The Words don’t quite form a complete sentence.
“Rory Jansen” (Bradley Cooper) always wanted to be a writer. He met the woman of his dreams, “Dora” (Zoe Saldana) and they moved in together and ultimately married. He pursued his writing with a vengeance and turned out what some called a strong novel. But it wasn’t “commercial” and one professional in the publishing field told him that he didn’t have any idea how to sell this particular novel.
So Rory gave up his dream – a little – and took a job working in a literary agency. Then he married Dora and they went to Paris on their honeymoon. While shopping in a little store, he noticed a briefcase that was old, worn and yet still looked expensive and serviceable. So Dora bought it for him and it came home with them.
There’s a story behind this briefcase and Rory will learn that story later, but first in exploring it, he finds a manuscript. Oh and what a magical manuscript it is. It has depth of feeling and expression that his own writing never contained. He quickly transcribes the manuscript onto his laptop and then Dora happens to read it. She insists that he show it to someone and reluctantly he does. One of the agents where he works.

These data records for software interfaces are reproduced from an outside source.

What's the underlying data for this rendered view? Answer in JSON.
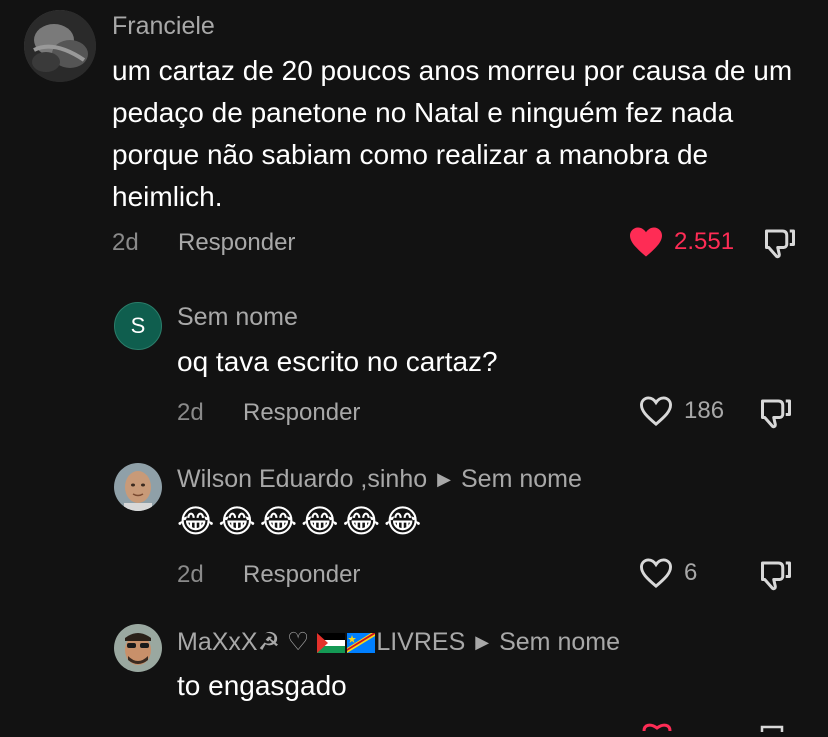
{
  "comments": [
    {
      "author": "Franciele",
      "text": "um cartaz de 20 poucos anos morreu por causa de um pedaço de panetone no Natal e ninguém fez nada porque não sabiam como realizar a manobra de heimlich.",
      "time": "2d",
      "reply_label": "Responder",
      "likes": "2.551",
      "liked": true
    },
    {
      "author": "Sem nome",
      "avatar_letter": "S",
      "avatar_color": "#0f5e4e",
      "text": "oq tava escrito no cartaz?",
      "time": "2d",
      "reply_label": "Responder",
      "likes": "186"
    },
    {
      "author": "Wilson Eduardo ,sinho",
      "reply_to": "Sem nome",
      "emoji_text": "😂😂😂😂😂😂",
      "time": "2d",
      "reply_label": "Responder",
      "likes": "6"
    },
    {
      "author_prefix": "MaXxX☭ ♡",
      "author_suffix": "LIVRES",
      "reply_to": "Sem nome",
      "text": "to engasgado"
    }
  ],
  "colors": {
    "background": "#121212",
    "like_active": "#fe2c55",
    "muted": "#a8a8a8"
  }
}
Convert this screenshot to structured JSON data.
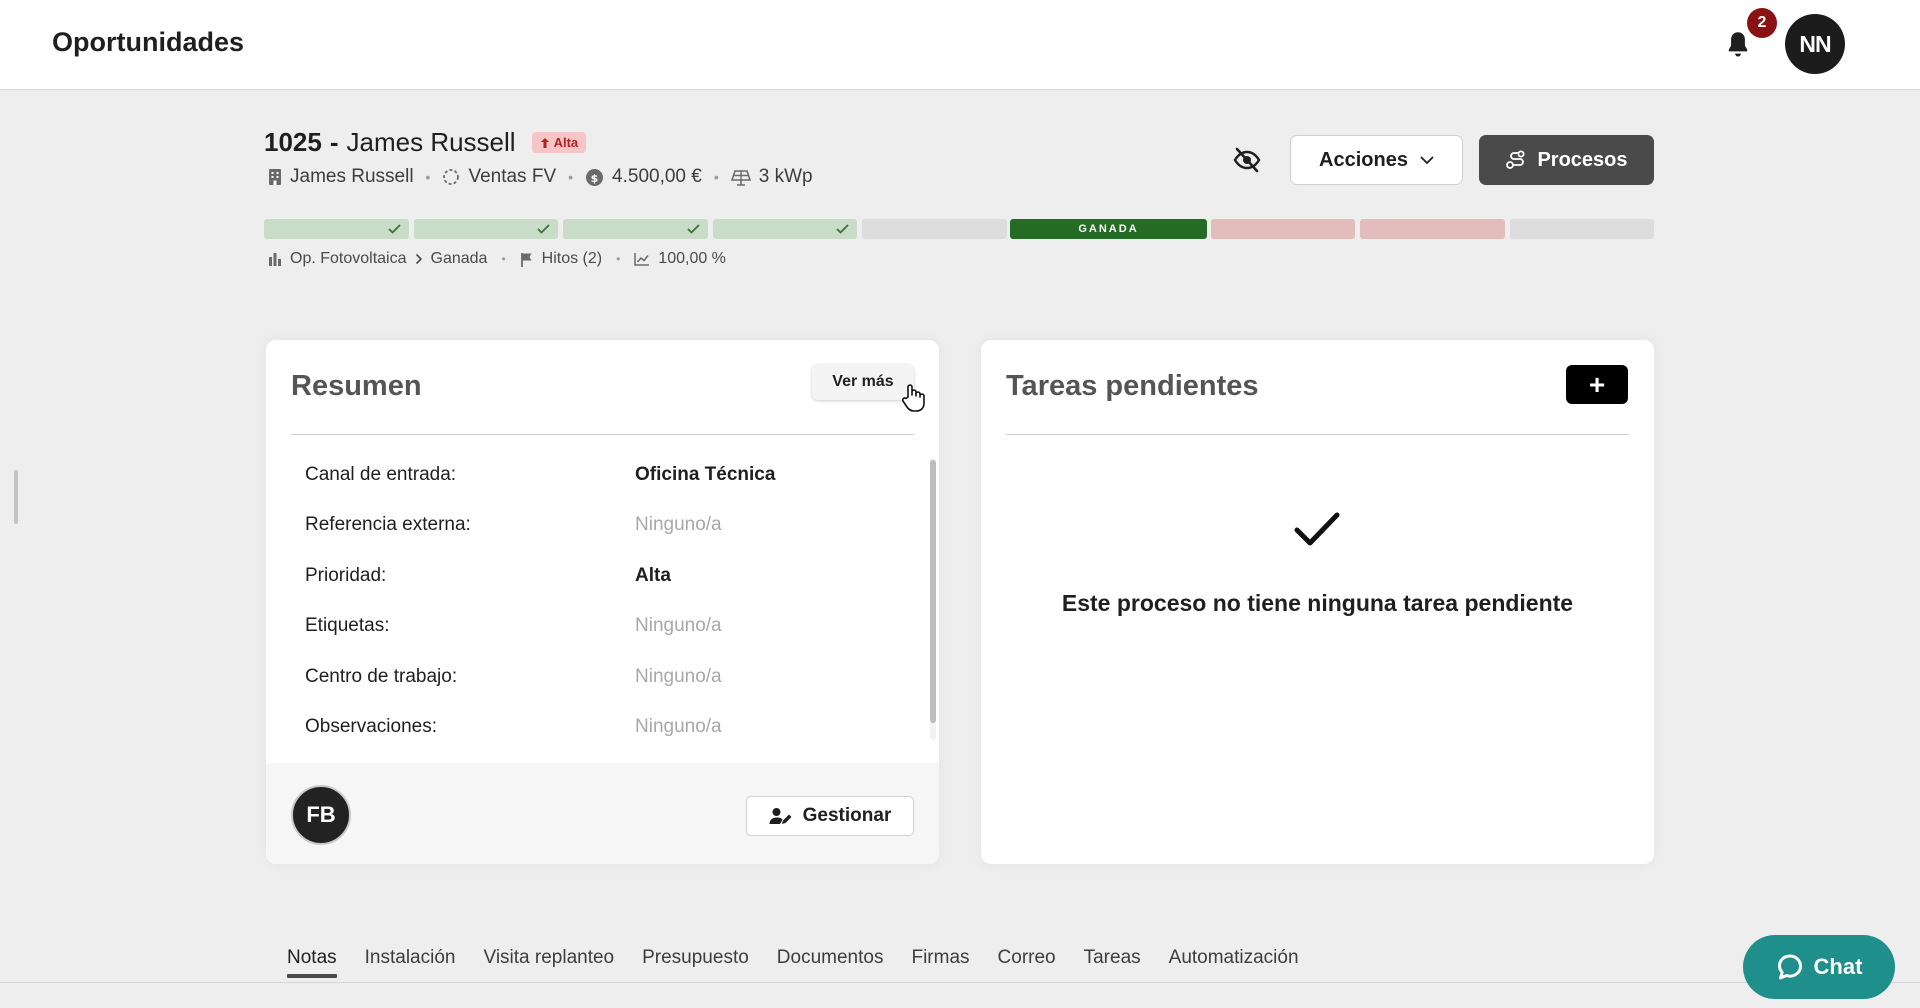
{
  "header": {
    "title": "Oportunidades",
    "notification_count": "2",
    "user_initials": "NN"
  },
  "opportunity": {
    "number": "1025",
    "separator": "-",
    "name": "James Russell",
    "priority_badge": "Alta",
    "meta": {
      "client": "James Russell",
      "pipeline": "Ventas FV",
      "amount": "4.500,00 €",
      "power": "3 kWp"
    },
    "actions_label": "Acciones",
    "processes_label": "Procesos"
  },
  "stages": {
    "completed_count": 4,
    "current_label": "GANADA",
    "lost_count": 2
  },
  "breadcrumb": {
    "process": "Op. Fotovoltaica",
    "stage": "Ganada",
    "milestones": "Hitos (2)",
    "probability": "100,00 %"
  },
  "resumen": {
    "title": "Resumen",
    "see_more": "Ver más",
    "fields": [
      {
        "label": "Canal de entrada:",
        "value": "Oficina Técnica"
      },
      {
        "label": "Referencia externa:",
        "value": "Ninguno/a"
      },
      {
        "label": "Prioridad:",
        "value": "Alta"
      },
      {
        "label": "Etiquetas:",
        "value": "Ninguno/a"
      },
      {
        "label": "Centro de trabajo:",
        "value": "Ninguno/a"
      },
      {
        "label": "Observaciones:",
        "value": "Ninguno/a"
      }
    ],
    "assignee_initials": "FB",
    "manage_label": "Gestionar"
  },
  "tareas": {
    "title": "Tareas pendientes",
    "add_label": "+",
    "empty_message": "Este proceso no tiene ninguna tarea pendiente"
  },
  "tabs": [
    {
      "label": "Notas",
      "active": true
    },
    {
      "label": "Instalación"
    },
    {
      "label": "Visita replanteo"
    },
    {
      "label": "Presupuesto"
    },
    {
      "label": "Documentos"
    },
    {
      "label": "Firmas"
    },
    {
      "label": "Correo"
    },
    {
      "label": "Tareas"
    },
    {
      "label": "Automatización"
    }
  ],
  "chat": {
    "label": "Chat"
  },
  "colors": {
    "won_stage": "#266b24",
    "completed_stage": "#c9dcc7",
    "lost_stage": "#e3bcbc",
    "pending_stage": "#dcdcdc",
    "notification_badge": "#8b1212",
    "chat_button": "#1e8f8b",
    "priority_badge_bg": "#f6c5c5",
    "priority_badge_text": "#b42121"
  },
  "icons": {
    "bell": "bell-icon",
    "eye_off": "eye-off-icon",
    "chevron": "chevron-down-icon",
    "processes": "route-icon",
    "building": "building-icon",
    "pipeline": "dashed-circle-icon",
    "amount": "coin-icon",
    "power": "solar-panel-icon",
    "chart": "bar-chart-icon",
    "flag": "flag-icon",
    "trend": "trend-icon",
    "check": "check-icon",
    "manage": "user-edit-icon",
    "chat": "chat-bubble-icon"
  }
}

The agent reads the “new” manuscript and is enthralled. He is going to represent Rory and he’s going to make a lot of money in the process. Rory will find fame and fortune in the publication of his first novel to be published and it leads to not just recognition, but awards as well.
Then, an “Old Man” (Jeremy Irons) approaches him while he’s reading in the park and he tells him a story. A story about a soldier who was in France during World War II who met a woman and fell in love with her. He went home to the U.S., but returned to France after the war to be with the woman he loved, and they ultimately married and had a child. Tragically the child fell ill and died, and they separated. He started writing his story and ultimately put his manuscript into a briefcase that was ultimately lost at the train station.
Strangely enough, the Old Man doesn’t want anything from Rory. He doesn’t want his money, he doesn’t want credit for having been the actual author of this now famous novel. He just wanted Rory to know, and the guilt is eating at Rory. He wants to confess but his agent won’t hear of it. He doesn’t want to disappoint his father (J.K. Simmons) who supported him in the lean years and is now very proud of his son, “the writer”. He finally confesses to Dora, and that nearly rips their happiness permanently asunder.
Great story, so far, right? Well, stop reading if you don’t want to see any spoilers, because they exist in this review from this point forward because I find it nearly impossible to avoid them while telling the entire tale.
The film opens with “Clay Hammond” (Dennis Quaid) doing a reading of his novel which tells the story of Rory, Dora, the old man, the French woman, the proud father and so on. The old “story within a story” trick and it’s done in such a way as to make you immediately lose any sympathy for the Old Man, Rory, Dora and the rest. Since they don’t really exist, how can one feel sympathy or empathy for them?
But “Daniella” (Olivia Wilde) is at the reading, having talked one of her professors at Columbia, where she’s doing her graduate work, into giving up his ticket. She wants to meet her hero, Hammond, who she knows everything about. Including the fact that he’s separated from his wife, and lots of little details about his life. She convinces him to take her back to his new apartment, which is basically empty, a metaphor on his life at present.
So is Clay Hammond the one who actually discovered someone else’s manuscript and was he confronted by the author? Or is this just a story that he brilliantly conceived and wrote himself. There is nothing to prove either position, you can conclude what you wish. Daniella makes her own conclusions as well.
Quaid and Irons are both good in their roles, with Cooper just not up to the task that this emotional roller-coaster character requires. The story within a story isn’t particularly well done and I’m certain that Ernest Hemmingway is probably rolling over in his grave wondering if he will ever find peace over the real life incident where most of his own early works were lost in a briefcase at a train station. That real life event may be why a part of this story sounded familiar to students of great writers and their histories.